(Stored items)
=-=-=
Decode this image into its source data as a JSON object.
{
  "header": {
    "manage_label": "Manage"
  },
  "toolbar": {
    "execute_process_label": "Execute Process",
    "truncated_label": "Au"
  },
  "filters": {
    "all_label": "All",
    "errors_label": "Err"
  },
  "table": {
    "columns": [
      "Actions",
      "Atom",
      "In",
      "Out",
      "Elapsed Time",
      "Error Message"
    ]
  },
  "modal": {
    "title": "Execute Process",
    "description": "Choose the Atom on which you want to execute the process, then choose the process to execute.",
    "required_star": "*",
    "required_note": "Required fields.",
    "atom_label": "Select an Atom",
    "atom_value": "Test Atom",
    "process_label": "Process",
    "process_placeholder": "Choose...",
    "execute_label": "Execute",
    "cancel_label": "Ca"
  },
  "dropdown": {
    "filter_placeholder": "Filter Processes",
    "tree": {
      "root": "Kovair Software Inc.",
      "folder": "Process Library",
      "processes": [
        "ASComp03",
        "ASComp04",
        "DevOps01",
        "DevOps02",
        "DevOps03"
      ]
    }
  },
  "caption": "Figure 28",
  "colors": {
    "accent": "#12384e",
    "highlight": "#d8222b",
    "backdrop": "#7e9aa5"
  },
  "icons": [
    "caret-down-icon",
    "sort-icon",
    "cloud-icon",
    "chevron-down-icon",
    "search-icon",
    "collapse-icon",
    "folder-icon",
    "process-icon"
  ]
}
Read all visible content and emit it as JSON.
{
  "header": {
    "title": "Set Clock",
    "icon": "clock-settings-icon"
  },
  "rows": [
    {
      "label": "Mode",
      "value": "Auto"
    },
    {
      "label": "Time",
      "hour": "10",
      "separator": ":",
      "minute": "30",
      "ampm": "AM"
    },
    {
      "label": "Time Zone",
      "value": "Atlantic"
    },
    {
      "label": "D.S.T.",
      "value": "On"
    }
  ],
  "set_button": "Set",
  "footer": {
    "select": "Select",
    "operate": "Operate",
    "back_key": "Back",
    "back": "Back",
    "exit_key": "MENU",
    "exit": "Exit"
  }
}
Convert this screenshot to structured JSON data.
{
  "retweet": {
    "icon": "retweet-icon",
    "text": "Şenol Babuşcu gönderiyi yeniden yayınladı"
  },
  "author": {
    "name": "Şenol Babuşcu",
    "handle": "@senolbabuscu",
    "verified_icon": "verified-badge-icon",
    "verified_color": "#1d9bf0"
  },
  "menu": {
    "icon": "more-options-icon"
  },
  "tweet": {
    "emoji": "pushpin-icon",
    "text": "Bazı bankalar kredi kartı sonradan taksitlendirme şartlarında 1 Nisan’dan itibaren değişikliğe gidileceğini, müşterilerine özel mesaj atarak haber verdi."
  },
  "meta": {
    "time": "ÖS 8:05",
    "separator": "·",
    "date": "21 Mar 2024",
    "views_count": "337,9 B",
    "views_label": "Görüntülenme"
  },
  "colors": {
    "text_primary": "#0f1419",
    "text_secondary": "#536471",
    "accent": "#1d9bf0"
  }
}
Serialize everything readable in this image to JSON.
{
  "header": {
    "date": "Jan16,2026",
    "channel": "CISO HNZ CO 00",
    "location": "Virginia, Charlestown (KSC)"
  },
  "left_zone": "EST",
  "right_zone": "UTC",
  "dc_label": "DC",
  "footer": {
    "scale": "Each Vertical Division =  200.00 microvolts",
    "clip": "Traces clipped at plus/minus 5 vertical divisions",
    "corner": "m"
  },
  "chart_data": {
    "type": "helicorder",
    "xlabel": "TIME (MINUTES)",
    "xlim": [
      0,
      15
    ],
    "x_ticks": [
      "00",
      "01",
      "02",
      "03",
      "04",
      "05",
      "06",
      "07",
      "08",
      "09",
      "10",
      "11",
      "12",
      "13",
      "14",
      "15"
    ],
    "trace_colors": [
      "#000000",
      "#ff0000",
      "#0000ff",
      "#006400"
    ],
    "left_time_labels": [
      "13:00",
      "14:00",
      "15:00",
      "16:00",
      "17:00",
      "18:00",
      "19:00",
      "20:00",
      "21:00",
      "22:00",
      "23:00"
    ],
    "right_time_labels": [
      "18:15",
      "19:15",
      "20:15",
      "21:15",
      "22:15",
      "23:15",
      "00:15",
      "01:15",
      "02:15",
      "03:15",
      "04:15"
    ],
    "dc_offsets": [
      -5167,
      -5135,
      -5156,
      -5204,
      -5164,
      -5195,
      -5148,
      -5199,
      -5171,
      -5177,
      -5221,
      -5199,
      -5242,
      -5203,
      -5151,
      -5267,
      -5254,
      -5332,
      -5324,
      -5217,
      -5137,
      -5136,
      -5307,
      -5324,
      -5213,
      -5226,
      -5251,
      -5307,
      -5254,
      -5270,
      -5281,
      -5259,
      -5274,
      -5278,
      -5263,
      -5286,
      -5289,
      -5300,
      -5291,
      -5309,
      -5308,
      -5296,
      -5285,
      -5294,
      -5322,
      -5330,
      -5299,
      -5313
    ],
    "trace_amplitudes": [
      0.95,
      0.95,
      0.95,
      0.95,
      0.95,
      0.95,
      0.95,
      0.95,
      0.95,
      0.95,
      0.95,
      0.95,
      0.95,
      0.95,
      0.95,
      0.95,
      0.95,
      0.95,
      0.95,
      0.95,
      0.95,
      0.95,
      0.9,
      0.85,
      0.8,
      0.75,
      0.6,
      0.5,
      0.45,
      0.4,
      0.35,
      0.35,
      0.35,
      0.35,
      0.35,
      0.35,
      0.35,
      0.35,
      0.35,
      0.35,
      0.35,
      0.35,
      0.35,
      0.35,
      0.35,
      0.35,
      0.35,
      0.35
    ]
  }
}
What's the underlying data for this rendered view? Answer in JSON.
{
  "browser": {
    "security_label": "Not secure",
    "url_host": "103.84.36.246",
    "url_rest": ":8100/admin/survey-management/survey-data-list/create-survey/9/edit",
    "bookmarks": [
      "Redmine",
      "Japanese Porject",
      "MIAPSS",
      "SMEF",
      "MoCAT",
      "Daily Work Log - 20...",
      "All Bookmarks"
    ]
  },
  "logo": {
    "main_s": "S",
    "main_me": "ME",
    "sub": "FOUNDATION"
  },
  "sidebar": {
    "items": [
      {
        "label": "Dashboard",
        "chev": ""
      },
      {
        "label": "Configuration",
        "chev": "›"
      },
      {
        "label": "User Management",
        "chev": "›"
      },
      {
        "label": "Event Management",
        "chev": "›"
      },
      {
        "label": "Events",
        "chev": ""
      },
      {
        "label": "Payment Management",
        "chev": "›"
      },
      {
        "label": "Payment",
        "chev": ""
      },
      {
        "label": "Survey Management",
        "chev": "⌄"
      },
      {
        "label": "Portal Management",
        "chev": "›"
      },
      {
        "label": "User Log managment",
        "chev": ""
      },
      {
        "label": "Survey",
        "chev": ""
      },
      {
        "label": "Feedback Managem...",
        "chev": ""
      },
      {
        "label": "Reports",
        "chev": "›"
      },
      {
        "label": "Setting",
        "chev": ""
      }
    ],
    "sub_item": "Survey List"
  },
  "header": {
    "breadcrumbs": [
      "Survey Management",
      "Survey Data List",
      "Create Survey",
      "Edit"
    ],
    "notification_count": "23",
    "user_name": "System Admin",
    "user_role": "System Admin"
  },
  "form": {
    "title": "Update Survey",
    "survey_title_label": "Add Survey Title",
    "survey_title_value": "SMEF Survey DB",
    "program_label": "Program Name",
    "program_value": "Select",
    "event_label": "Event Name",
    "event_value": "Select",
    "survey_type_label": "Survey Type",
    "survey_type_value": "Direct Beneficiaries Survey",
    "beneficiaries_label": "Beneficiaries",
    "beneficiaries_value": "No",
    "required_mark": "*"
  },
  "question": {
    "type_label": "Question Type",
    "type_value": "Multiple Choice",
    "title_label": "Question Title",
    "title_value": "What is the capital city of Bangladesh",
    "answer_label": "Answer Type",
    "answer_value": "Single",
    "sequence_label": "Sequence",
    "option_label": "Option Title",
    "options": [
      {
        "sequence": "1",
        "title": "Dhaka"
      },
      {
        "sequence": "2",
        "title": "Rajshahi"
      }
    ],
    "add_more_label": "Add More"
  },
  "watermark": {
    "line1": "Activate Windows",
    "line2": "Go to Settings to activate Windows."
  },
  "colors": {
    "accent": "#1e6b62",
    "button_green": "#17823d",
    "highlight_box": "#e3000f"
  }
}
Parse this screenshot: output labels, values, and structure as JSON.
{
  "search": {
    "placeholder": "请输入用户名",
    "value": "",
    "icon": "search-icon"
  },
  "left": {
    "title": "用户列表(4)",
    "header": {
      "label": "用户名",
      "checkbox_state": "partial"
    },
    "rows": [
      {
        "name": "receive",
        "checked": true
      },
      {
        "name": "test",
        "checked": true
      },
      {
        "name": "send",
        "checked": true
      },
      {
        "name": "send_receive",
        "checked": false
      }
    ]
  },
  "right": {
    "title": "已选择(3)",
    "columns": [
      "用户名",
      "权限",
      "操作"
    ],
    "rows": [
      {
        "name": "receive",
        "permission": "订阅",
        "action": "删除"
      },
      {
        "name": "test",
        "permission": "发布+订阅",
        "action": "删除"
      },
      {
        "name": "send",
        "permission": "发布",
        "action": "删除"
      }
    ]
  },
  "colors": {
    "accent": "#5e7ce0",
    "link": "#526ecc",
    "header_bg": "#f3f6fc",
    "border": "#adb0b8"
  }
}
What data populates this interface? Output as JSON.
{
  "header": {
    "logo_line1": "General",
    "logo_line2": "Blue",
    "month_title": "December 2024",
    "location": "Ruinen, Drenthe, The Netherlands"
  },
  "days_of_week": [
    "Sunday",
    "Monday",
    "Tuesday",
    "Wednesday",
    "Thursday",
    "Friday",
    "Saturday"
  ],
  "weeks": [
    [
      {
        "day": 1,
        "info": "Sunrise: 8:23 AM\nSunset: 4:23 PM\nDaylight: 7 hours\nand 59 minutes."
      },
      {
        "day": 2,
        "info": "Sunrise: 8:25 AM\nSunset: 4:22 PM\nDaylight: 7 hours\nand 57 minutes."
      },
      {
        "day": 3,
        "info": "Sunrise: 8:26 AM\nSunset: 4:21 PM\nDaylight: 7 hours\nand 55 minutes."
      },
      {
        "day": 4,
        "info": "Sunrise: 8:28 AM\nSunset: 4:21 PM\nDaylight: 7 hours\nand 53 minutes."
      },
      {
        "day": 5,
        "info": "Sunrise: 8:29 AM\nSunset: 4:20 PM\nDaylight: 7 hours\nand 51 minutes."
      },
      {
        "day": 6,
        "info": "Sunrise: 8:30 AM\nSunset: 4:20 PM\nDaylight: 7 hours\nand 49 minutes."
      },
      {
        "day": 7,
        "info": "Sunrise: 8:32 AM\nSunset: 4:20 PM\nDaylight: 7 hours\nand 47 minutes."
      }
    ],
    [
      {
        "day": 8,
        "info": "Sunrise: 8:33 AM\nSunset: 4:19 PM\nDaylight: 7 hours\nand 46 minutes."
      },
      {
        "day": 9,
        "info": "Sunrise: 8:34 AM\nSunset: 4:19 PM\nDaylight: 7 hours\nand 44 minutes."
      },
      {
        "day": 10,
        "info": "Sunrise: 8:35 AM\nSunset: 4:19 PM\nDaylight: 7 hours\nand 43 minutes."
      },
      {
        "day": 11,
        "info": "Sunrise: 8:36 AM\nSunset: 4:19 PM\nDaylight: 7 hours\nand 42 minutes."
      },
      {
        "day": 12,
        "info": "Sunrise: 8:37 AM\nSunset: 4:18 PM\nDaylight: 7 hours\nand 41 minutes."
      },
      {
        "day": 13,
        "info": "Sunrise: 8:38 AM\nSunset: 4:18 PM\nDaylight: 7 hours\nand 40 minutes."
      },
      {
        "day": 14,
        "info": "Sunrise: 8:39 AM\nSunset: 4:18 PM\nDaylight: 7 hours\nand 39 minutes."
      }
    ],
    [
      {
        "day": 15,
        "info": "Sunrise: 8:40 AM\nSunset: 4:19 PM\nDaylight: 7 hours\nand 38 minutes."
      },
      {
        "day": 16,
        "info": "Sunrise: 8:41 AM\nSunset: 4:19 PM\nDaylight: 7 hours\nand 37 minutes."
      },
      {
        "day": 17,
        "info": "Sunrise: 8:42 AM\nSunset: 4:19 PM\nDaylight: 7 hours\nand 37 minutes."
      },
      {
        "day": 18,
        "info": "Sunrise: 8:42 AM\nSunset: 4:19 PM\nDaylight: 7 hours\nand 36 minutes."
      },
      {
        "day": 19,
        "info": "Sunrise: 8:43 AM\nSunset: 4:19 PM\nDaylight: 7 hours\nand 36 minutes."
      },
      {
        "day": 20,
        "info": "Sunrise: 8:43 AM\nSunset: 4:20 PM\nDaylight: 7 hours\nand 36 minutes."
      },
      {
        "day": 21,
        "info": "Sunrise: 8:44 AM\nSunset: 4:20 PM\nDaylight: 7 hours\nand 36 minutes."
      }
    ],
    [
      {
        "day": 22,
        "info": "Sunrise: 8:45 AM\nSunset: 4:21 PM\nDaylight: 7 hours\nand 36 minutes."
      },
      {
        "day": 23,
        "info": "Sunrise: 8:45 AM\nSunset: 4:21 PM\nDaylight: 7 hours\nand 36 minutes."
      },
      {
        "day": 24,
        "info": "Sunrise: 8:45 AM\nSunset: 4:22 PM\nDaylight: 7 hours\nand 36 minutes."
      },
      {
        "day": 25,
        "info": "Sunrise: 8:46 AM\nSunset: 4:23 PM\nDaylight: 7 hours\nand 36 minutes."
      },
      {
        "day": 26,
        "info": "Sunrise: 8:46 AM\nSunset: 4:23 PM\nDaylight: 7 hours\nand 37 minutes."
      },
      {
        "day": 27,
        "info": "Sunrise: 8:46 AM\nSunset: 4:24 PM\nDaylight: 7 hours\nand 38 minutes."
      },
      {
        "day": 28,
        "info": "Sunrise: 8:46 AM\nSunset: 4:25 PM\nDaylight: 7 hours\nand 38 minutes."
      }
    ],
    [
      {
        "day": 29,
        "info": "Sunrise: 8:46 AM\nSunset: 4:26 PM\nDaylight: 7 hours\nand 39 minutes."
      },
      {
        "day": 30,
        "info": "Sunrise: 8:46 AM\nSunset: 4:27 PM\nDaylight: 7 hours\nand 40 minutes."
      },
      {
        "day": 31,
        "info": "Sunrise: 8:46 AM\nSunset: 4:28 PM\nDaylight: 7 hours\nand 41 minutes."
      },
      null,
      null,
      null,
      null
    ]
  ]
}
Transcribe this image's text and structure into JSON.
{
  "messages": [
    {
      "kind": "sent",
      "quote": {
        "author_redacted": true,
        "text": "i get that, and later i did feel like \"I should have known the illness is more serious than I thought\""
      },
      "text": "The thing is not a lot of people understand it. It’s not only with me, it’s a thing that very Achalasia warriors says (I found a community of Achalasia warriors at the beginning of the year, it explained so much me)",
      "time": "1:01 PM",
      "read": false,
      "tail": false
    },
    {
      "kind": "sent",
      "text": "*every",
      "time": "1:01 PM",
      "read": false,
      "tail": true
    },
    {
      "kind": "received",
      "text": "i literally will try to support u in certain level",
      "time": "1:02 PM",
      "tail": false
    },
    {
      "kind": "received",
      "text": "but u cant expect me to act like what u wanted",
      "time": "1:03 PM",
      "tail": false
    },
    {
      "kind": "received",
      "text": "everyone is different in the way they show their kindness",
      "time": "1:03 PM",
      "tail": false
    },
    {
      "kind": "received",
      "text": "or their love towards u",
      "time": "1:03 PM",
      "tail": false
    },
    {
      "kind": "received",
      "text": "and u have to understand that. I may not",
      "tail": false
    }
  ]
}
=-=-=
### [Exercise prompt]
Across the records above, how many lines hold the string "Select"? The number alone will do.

### [Result of the exercise]
4